In those days there were no maps, let alone the boundary lines that later generations would draw on maps. There was an enthusiasm for exploration and conversion that later generations might question. And there was wonder about the vast, unspoiled beauty of God’s creation that later generations would envy.
Marquette was not the first Jesuit in what we call the Midwest. French Jesuits were already established at St. Ignace (in today’s Michigan) and at the mission of St. Francois-Xavier (in today’s Wisconsin).
The year after his trip on the Mississippi, Marquette went back to work with the Illinois peoples. Plagued by bad health and unable to travel, he spent the winter (1674-75) with two French companions in what is now Chicago. His journal entry for the day he arrived in Chicago, December 4, rings very true: “more snow there than elsewhere.”
In the spring, Marquette was able to preach and visit with the Illinois, but his health deteriorated. His two French companions paddled him along Indiana and Michigan shores of Lake Michigan hoping to get him to St. Ignace, but he died on May 18, probably near the mouth of the river that now bears his name, the Pere Marquette.
After 1763, the Jesuits’ work became very difficult. The Illinois country passed from French domination to British, and French settlers gradually withdrew across the Mississippi. The French government also banned the Jesuit order. In the end, only one Jesuit, Sebastien Louis Meurin, worked both sides of the Mississippi, spanning sovereignties and church jurisdictions; he continued his work even after the suppression of the Society in 1773.
Fr. Meurin holds another distinction as the first Jesuit recorded as working in what is now Indiana: the church documents of the settlement of Vincennes show a marriage on April 21, 1749; it is signed by Pere Meurin. (There are indications that an earlier Jesuit, Pere Mermet, had founded a mission there in 1710, but records are ambiguous.)
The Jesuits Return
Renewed Jesuit work in this area begins with the name of Fr. Charles Nerinckx, an energetic Belgian missionary in Kentucky. Nerinckx was not a Jesuit, but he actively recruited candidates to the newly-restored order. He returned from a trip to Belgium in 1815 with eight candidates for the Jesuit novitiate in Georgetown; six years later, a trip to Belgium netted three recruits. Among these recruits were James Oliver Van de Velde, destined to be the second bishop of Chicago, Piet de Smet, famed missionary of the West, and John Anthony Elet, remembered as the founder of Jesuit education in Cincinnati.
While the numbers were strong, the order could not really handle so many new recruits.

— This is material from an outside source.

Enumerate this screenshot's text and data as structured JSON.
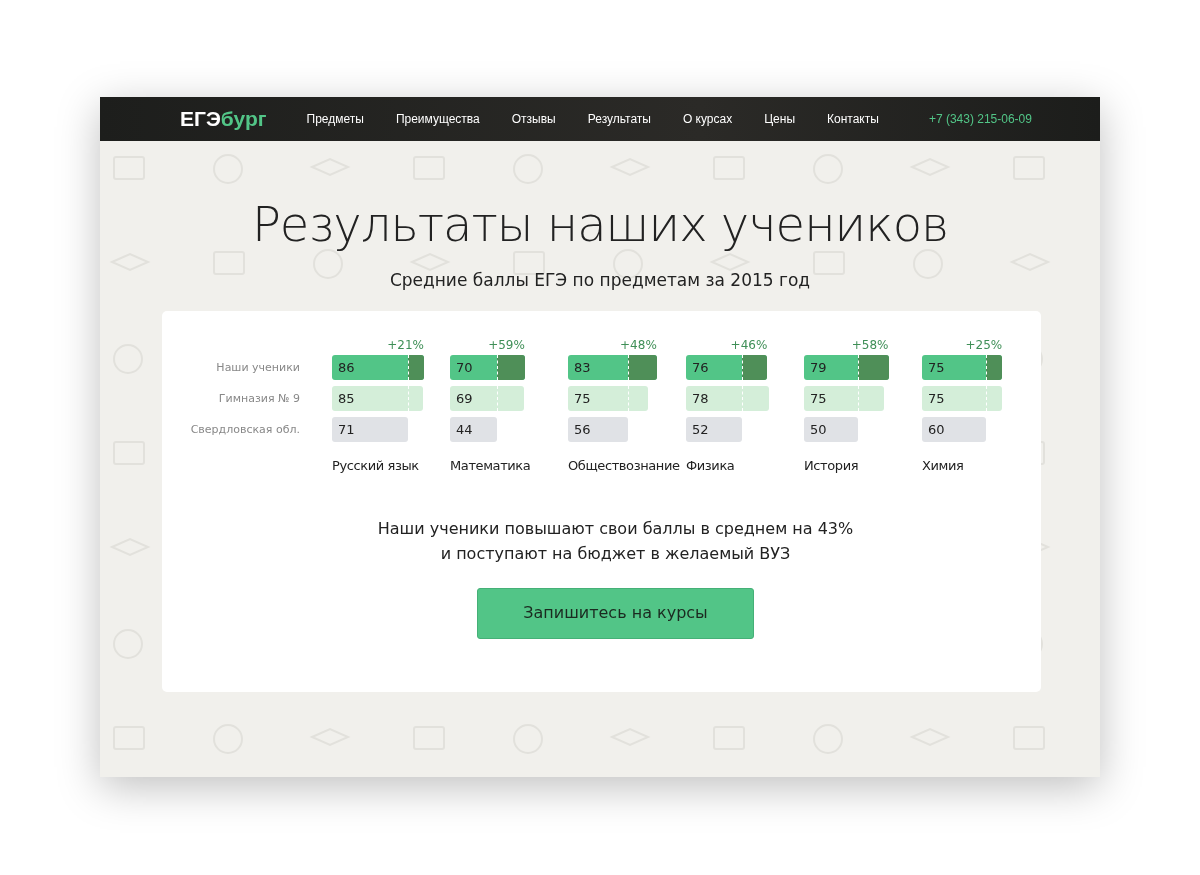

The financial situation was so troubled that the superiors in the Maryland area decided to close their novitiate: the men were living on potatoes and water and there was not hope in sight. Salvation came in the person of Bishop L. William Du Bourg of New Orleans, who wanted Jesuits to work in Missouri, then part of this diocese. Fr. Charles F. Van Quickenborne, the novice director, did not like the idea, but the young Belgian novices did-after all, they had come to America to work with Indians. Most important, the Maryland superior, Fr. Leonard Neale, agreed to the plan.

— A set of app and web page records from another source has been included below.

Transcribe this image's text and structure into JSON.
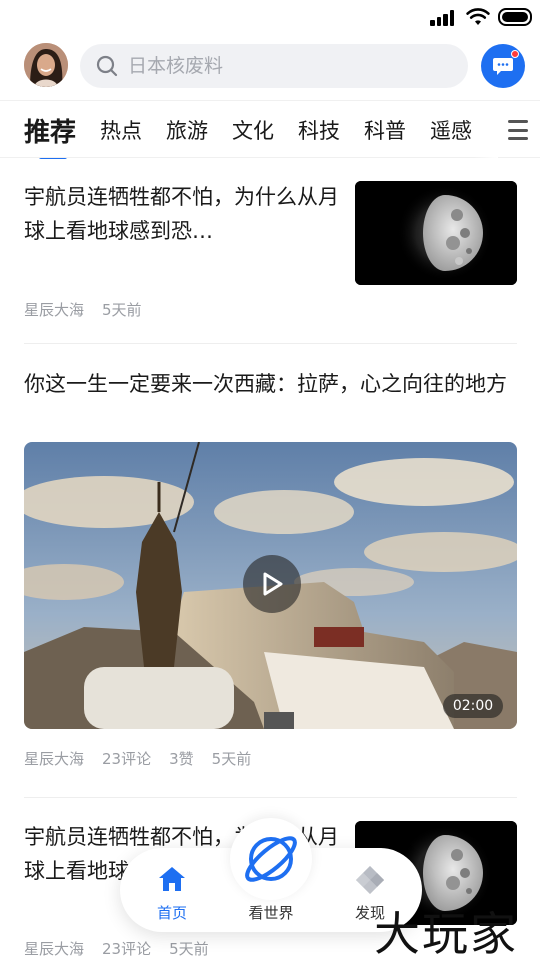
{
  "status_bar": {
    "signal_icon": "signal-icon",
    "wifi_icon": "wifi-icon",
    "battery_icon": "battery-icon"
  },
  "header": {
    "avatar": "user-avatar",
    "search": {
      "placeholder": "日本核废料",
      "icon": "search-icon"
    },
    "message_icon": "message-icon"
  },
  "tabs": {
    "items": [
      {
        "label": "推荐",
        "active": true
      },
      {
        "label": "热点"
      },
      {
        "label": "旅游"
      },
      {
        "label": "文化"
      },
      {
        "label": "科技"
      },
      {
        "label": "科普"
      },
      {
        "label": "遥感"
      }
    ],
    "more_icon": "menu-icon"
  },
  "feed": [
    {
      "title": "宇航员连牺牲都不怕，为什么从月球上看地球感到恐…",
      "meta": {
        "source": "星辰大海",
        "time": "5天前"
      },
      "thumbnail": "moon-image"
    },
    {
      "title": "你这一生一定要来一次西藏：拉萨，心之向往的地方",
      "video": {
        "duration": "02:00",
        "image": "potala-palace-image",
        "play_icon": "play-icon"
      },
      "meta": {
        "source": "星辰大海",
        "comments": "23评论",
        "likes": "3赞",
        "time": "5天前"
      }
    },
    {
      "title": "宇航员连牺牲都不怕，为什么从月球上看地球感到恐…",
      "meta": {
        "source": "星辰大海",
        "comments": "23评论",
        "time": "5天前"
      },
      "thumbnail": "moon-image"
    }
  ],
  "bottom_nav": {
    "items": [
      {
        "label": "首页",
        "icon": "home-icon",
        "active": true
      },
      {
        "label": "看世界",
        "icon": "planet-icon"
      },
      {
        "label": "发现",
        "icon": "discover-icon"
      }
    ]
  },
  "watermark": "大玩家",
  "colors": {
    "accent": "#1e6ff1",
    "text": "#1a1a1a",
    "meta": "#9a9da3",
    "badge": "#ff3b3b"
  }
}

So it came about that on April 11, 1823, Fr. Van Quickenborne and his seven novices set out to reestablish the novitiate in Florissant, Missouri, accompanied by the assistant novice director and three brothers; six slaves were part of the party. Proceeding overland to Wheeling (now West Virginia), then by flatboat down the Ohio River to Shawneetown (Illinois), then overland again, they crossed the Mississippi to St. Louis on May 31, eventually settling in Florissant, today a St. Louis suburb.